(Andy Matthews/NPRI) – “Facts,” John Adams once famously said, “are stubborn things.”
I recalled this quote while reading Kyle Gillis’ coverage of Sen. Harry Reid’s fifth annual National Clean Energy Summit, which was held Tuesday in Las Vegas.
A constant theme at these summits has been that “investing” (i.e., spending large sums of taxpayer dollars) in renewable-energy projects will do more than simply produce environmental benefits. It will also be a boon to job creation and economic growth. On Tuesday, former president Bill Clinton, the event’s keynote speaker, sounded that now-familiar note, saying that if each state were to adopt a renewable-energy standard, it would “put a lot of people back to work.”
It’s a contention we hear often from the current administration as well. On the same day Reid held his Las Vegas summit, the White House issued a press release announcing that it was expediting approval for “seven nationally and regionally significant solar and wind energy projects,” which Secretary of the Interior Ken Salazar says “have great potential to grow our nation’s energy independence, drive job creation, and power economies across the west.”
The problem is that this “potential” has been put to the test, over and over. Instead of debating the theoretical, we can actually see — and evaluate — the tangible results. And while we’re constantly being told that public subsidies in renewable-energy projects will drive job growth, the stubborn facts say otherwise.
As Kyle reported in his story previewing Tuesday’s summit, “over $1.3 billion in federal funds funneled into geothermal, solar and wind projects [in Nevada] since 2009 has yielded and is projected to yield just 288 permanent, full-time jobs. That’s an initial cost of over $4.6 million per job.”
I had a chance to appear on the Fox Business Network this week to discuss this story, and I highlighted a few examples of how substantial federal funding of renewable-energy projects has failed to produce the predicted surge in green-energy jobs. One particularly egregious example is a solar plant in Primm that is set to receive $50 million but employs only two people full-time. (Click here to view the video)

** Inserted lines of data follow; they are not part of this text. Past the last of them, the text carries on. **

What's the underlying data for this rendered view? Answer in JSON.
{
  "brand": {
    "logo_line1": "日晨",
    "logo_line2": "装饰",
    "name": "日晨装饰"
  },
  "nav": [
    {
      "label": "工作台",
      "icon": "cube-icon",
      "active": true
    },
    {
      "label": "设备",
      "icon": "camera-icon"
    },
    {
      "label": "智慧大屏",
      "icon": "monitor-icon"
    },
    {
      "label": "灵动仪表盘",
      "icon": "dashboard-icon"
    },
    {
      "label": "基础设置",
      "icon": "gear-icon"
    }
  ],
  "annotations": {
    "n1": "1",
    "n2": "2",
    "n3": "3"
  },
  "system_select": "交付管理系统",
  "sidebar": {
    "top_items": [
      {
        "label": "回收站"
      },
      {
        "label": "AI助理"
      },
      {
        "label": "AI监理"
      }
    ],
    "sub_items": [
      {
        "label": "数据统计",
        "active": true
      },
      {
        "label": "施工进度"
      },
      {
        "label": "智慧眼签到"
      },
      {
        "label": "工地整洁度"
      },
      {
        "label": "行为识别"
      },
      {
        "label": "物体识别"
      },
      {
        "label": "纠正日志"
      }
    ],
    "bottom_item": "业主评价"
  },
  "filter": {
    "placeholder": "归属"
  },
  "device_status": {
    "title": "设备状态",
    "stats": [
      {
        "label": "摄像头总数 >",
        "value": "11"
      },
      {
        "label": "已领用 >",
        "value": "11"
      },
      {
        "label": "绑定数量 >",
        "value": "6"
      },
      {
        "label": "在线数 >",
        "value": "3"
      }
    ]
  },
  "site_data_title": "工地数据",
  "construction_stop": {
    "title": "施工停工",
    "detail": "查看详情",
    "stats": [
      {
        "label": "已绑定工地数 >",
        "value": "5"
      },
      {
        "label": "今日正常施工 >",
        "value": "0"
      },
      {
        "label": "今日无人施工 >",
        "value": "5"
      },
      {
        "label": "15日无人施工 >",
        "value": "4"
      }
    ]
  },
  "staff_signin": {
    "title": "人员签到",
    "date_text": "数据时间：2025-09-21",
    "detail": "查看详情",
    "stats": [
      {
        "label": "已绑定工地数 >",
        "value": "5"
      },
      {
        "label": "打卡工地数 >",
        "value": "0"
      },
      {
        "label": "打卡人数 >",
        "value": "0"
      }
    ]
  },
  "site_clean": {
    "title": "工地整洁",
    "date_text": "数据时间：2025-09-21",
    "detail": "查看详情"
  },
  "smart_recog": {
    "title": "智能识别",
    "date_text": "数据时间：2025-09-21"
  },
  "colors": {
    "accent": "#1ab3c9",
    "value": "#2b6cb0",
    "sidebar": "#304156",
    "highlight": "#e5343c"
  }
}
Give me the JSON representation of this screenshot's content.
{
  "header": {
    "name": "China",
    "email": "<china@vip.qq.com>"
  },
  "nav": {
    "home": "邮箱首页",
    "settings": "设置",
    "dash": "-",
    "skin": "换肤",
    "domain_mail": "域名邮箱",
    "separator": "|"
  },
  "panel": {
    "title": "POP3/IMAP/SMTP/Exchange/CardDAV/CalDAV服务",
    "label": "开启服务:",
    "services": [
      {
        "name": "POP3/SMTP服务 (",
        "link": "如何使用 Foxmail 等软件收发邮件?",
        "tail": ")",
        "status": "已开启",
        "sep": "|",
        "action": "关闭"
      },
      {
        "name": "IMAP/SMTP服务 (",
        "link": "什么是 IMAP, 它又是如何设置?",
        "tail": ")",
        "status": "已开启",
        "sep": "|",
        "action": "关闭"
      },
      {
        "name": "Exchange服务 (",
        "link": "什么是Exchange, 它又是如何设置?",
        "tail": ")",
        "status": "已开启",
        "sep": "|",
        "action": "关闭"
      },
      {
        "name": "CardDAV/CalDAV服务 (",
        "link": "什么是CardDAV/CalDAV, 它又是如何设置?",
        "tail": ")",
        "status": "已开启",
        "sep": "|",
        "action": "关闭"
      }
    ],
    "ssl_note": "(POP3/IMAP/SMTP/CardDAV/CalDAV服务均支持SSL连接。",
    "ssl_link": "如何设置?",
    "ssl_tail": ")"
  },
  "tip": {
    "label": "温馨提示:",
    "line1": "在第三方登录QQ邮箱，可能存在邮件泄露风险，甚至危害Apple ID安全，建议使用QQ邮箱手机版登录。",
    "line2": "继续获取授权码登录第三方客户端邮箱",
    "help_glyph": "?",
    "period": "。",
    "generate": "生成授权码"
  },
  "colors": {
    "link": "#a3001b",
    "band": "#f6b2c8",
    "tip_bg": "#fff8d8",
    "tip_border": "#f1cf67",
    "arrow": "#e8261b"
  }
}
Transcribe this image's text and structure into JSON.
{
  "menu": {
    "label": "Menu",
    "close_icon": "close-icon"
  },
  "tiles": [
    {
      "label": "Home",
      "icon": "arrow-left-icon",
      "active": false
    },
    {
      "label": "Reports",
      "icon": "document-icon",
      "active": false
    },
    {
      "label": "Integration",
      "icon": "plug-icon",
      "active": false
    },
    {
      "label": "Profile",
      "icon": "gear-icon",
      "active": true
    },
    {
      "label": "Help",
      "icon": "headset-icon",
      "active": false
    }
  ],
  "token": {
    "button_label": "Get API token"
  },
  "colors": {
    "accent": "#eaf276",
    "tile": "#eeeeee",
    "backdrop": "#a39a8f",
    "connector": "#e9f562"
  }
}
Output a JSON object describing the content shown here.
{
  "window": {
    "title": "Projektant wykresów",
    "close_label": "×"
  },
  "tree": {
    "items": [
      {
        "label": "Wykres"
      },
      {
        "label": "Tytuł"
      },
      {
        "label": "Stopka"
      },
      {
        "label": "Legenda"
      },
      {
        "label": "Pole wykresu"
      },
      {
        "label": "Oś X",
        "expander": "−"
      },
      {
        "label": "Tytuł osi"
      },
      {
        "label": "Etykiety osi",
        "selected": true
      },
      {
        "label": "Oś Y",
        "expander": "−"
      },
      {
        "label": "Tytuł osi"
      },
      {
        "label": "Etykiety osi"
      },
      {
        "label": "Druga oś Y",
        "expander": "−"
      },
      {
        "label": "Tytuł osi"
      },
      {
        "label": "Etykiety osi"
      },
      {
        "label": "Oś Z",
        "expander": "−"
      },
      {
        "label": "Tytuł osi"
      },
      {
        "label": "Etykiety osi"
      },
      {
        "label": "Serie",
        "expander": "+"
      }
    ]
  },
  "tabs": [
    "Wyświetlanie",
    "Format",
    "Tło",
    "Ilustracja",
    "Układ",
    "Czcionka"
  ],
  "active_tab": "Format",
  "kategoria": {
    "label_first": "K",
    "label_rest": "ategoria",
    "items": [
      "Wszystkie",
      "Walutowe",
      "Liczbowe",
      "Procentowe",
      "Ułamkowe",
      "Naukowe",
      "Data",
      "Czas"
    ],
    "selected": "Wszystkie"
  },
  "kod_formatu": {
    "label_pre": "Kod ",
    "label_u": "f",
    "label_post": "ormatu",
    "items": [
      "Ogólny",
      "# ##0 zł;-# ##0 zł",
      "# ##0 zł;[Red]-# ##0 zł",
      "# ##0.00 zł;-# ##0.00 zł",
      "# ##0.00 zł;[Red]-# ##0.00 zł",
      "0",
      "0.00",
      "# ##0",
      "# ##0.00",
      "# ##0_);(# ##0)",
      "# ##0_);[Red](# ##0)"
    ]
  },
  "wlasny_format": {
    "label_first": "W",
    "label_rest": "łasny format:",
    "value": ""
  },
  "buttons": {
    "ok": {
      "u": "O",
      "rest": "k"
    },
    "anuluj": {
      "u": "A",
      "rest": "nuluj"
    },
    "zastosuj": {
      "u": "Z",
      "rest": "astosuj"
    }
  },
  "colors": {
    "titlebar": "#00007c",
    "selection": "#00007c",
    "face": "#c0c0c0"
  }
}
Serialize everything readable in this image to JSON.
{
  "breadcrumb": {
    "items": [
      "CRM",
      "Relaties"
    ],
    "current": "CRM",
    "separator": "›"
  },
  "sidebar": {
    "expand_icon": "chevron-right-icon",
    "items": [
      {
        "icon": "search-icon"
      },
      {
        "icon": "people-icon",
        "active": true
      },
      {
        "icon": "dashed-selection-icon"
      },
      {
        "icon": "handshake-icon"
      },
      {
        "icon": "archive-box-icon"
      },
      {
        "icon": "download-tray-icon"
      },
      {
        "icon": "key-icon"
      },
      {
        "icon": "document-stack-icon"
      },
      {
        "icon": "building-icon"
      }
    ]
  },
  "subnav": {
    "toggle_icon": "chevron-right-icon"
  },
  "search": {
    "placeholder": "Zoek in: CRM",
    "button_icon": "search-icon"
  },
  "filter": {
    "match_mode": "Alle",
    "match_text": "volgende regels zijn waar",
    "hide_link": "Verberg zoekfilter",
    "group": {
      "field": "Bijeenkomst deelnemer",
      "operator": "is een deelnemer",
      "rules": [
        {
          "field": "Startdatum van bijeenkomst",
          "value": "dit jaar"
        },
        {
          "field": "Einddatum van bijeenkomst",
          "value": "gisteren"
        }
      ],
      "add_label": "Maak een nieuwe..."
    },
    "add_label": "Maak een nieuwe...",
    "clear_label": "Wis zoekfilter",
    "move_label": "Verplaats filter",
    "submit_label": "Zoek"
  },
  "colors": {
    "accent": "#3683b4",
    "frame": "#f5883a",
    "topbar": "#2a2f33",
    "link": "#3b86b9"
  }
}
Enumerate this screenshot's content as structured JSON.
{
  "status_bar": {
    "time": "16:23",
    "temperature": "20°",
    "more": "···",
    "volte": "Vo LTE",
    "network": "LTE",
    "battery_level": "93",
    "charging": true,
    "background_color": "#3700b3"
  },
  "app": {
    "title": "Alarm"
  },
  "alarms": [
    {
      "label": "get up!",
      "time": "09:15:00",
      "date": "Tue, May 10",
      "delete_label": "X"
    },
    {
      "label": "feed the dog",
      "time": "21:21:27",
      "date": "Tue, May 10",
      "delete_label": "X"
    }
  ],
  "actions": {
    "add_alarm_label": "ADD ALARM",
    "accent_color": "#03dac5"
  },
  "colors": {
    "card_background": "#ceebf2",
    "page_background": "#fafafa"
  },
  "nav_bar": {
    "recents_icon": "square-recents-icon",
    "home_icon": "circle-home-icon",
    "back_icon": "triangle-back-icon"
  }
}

After years of rosy assurances and more than $1.3 billion in handouts in Nevada alone, we’re not getting anywhere near the return on our “investments” that renewable-energy advocates promised. By their own standards, their policies have failed. And this is to say nothing of the additional fact that renewable energy costs up to four times more than electricity from coal and natural gas.
Unless and until the renewable-energy sectors find a way to offer their products in a way that is respectful of the laws of economics — at which point there should be no need for government subsidies — they are simply not viable solutions to our energy (or economic) challenges.
It’s long past time for devotees of the green cause to face that simple fact, and to stop throwing taxpayers’ hard-earned money down the renewable-energy sinkhole.